▶ [YOUR INSTRUCTIONS] Return each line of the data below verbatim; pictures are to be left out.

▶ [DATA EXCERPTS]
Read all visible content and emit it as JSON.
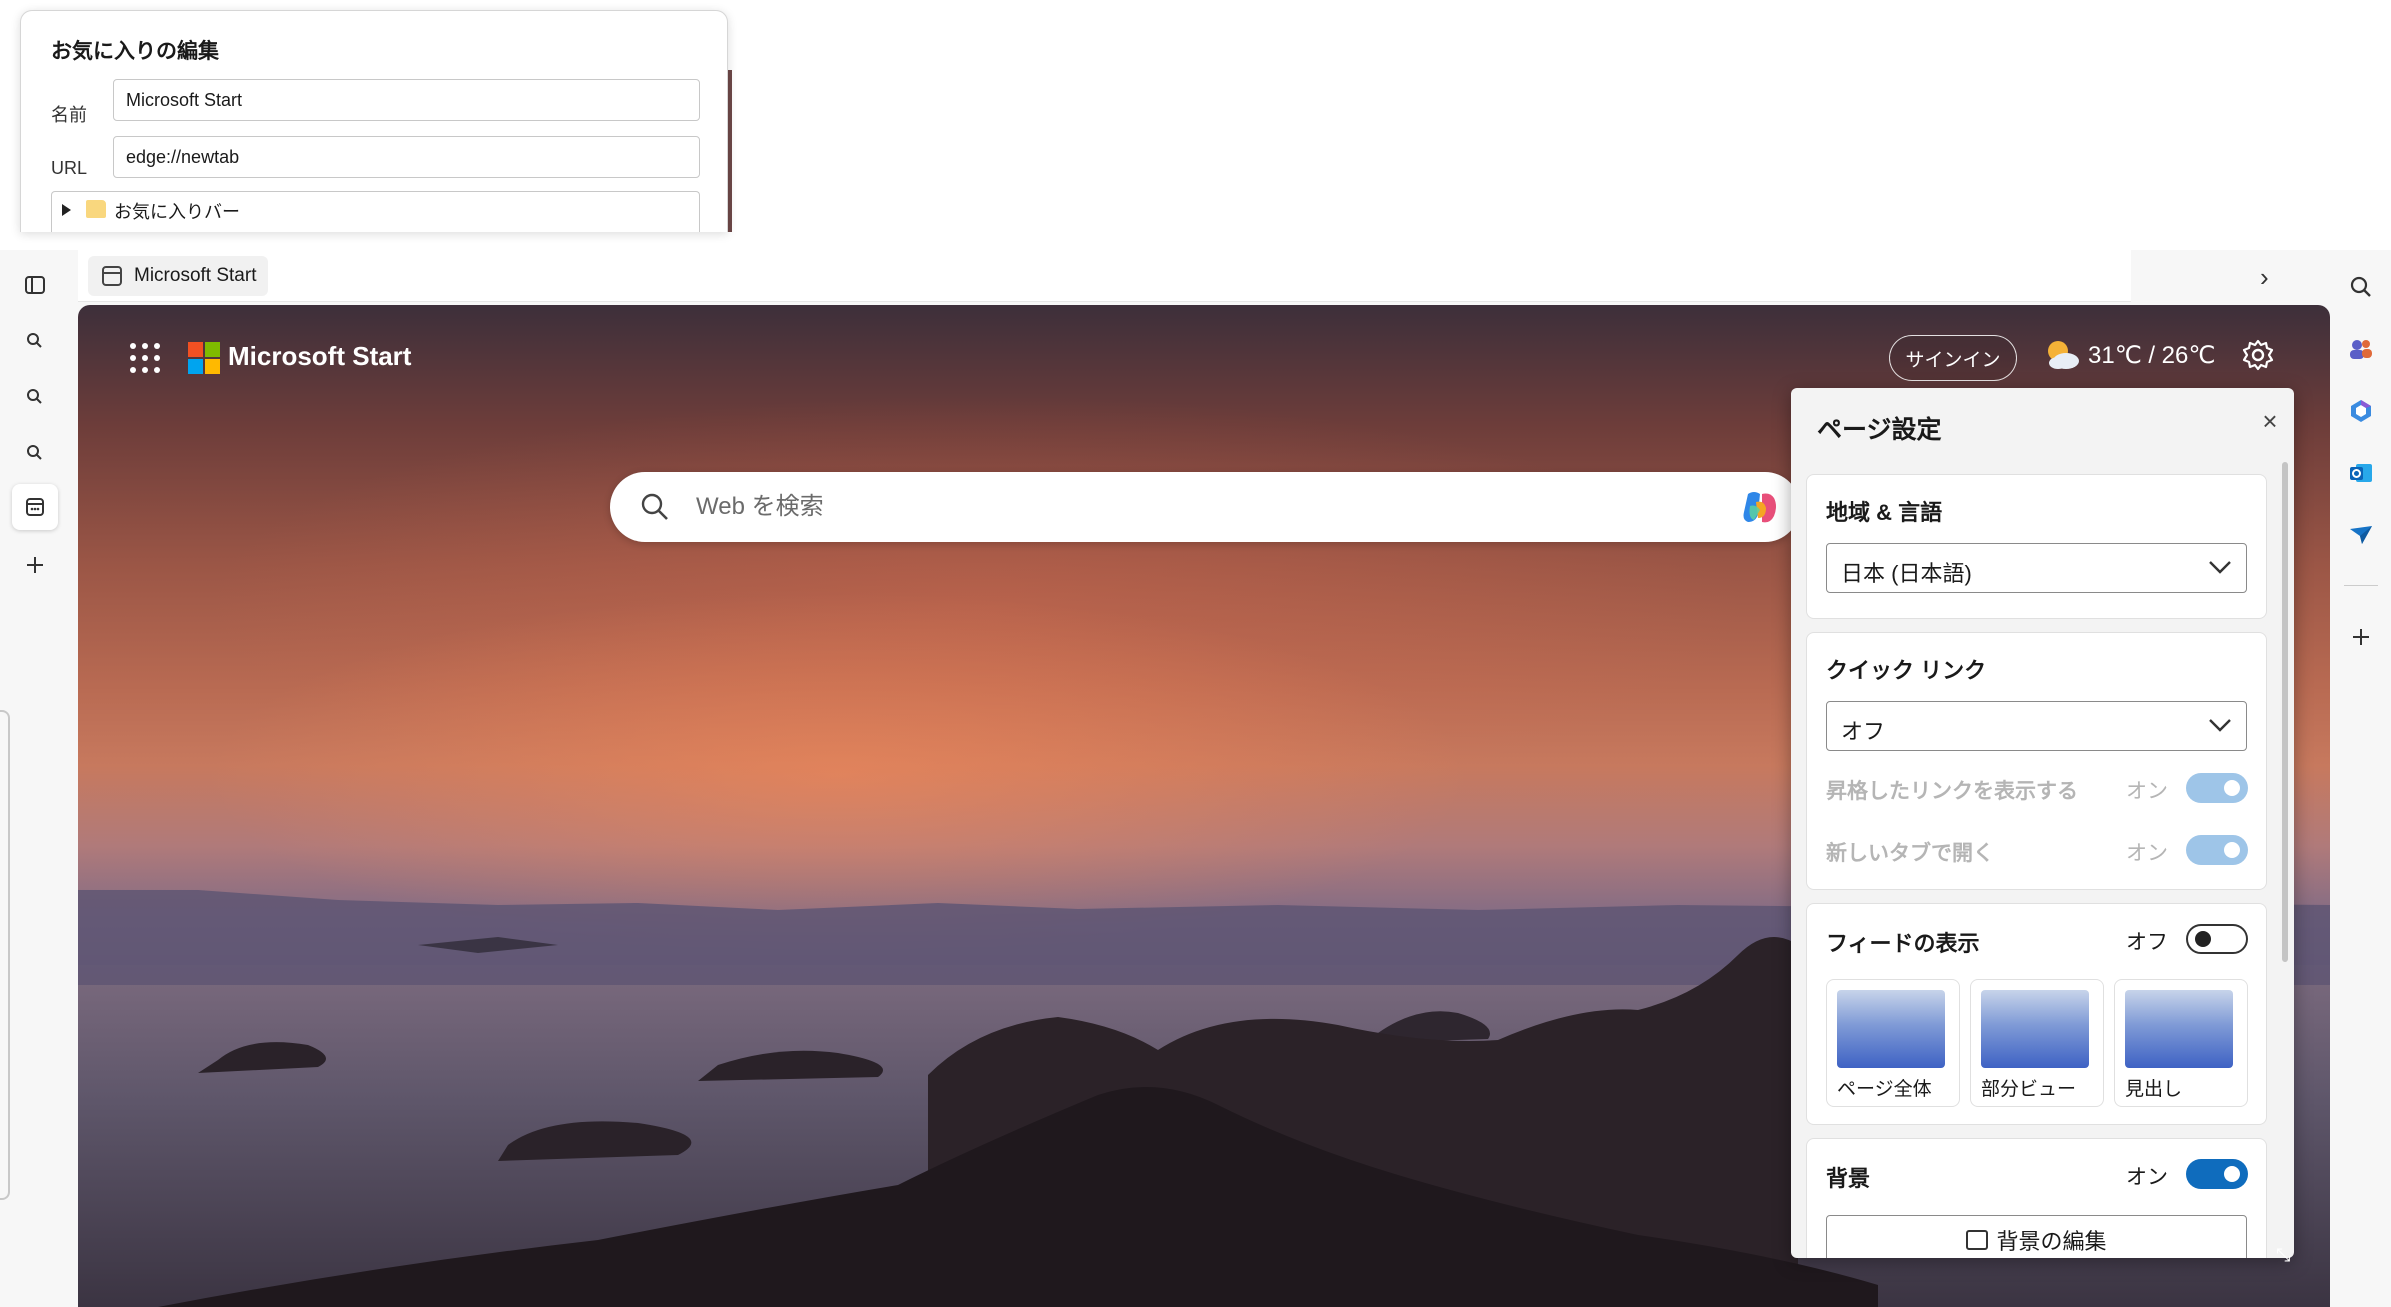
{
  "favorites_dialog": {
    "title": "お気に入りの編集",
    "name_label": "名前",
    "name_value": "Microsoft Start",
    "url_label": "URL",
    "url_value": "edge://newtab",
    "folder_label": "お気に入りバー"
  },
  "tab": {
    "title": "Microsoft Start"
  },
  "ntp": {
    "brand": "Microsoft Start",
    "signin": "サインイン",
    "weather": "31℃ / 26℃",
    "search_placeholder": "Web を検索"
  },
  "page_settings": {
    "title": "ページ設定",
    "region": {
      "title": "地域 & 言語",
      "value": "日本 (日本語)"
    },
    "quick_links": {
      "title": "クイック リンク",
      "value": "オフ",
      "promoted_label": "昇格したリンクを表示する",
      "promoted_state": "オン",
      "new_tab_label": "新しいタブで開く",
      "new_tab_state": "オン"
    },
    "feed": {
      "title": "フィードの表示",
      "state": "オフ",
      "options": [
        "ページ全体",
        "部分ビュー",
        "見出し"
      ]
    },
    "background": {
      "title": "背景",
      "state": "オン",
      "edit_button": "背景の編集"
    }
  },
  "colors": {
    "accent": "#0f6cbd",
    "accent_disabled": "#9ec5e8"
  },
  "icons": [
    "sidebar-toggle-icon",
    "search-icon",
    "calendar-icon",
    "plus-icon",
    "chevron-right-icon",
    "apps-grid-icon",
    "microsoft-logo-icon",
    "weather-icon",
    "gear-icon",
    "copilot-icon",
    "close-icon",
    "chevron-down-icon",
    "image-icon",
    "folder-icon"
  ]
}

▶ [RESPONSE TO THIS EXERCISE]
Read all visible content and emit it as JSON.
{
  "favorites_dialog": {
    "title": "お気に入りの編集",
    "name_label": "名前",
    "name_value": "Microsoft Start",
    "url_label": "URL",
    "url_value": "edge://newtab",
    "folder_label": "お気に入りバー"
  },
  "tab": {
    "title": "Microsoft Start"
  },
  "ntp": {
    "brand": "Microsoft Start",
    "signin": "サインイン",
    "weather": "31℃ / 26℃",
    "search_placeholder": "Web を検索"
  },
  "page_settings": {
    "title": "ページ設定",
    "region": {
      "title": "地域 & 言語",
      "value": "日本 (日本語)"
    },
    "quick_links": {
      "title": "クイック リンク",
      "value": "オフ",
      "promoted_label": "昇格したリンクを表示する",
      "promoted_state": "オン",
      "new_tab_label": "新しいタブで開く",
      "new_tab_state": "オン"
    },
    "feed": {
      "title": "フィードの表示",
      "state": "オフ",
      "options": [
        "ページ全体",
        "部分ビュー",
        "見出し"
      ]
    },
    "background": {
      "title": "背景",
      "state": "オン",
      "edit_button": "背景の編集"
    }
  },
  "colors": {
    "accent": "#0f6cbd",
    "accent_disabled": "#9ec5e8"
  },
  "icons": [
    "sidebar-toggle-icon",
    "search-icon",
    "calendar-icon",
    "plus-icon",
    "chevron-right-icon",
    "apps-grid-icon",
    "microsoft-logo-icon",
    "weather-icon",
    "gear-icon",
    "copilot-icon",
    "close-icon",
    "chevron-down-icon",
    "image-icon",
    "folder-icon"
  ]
}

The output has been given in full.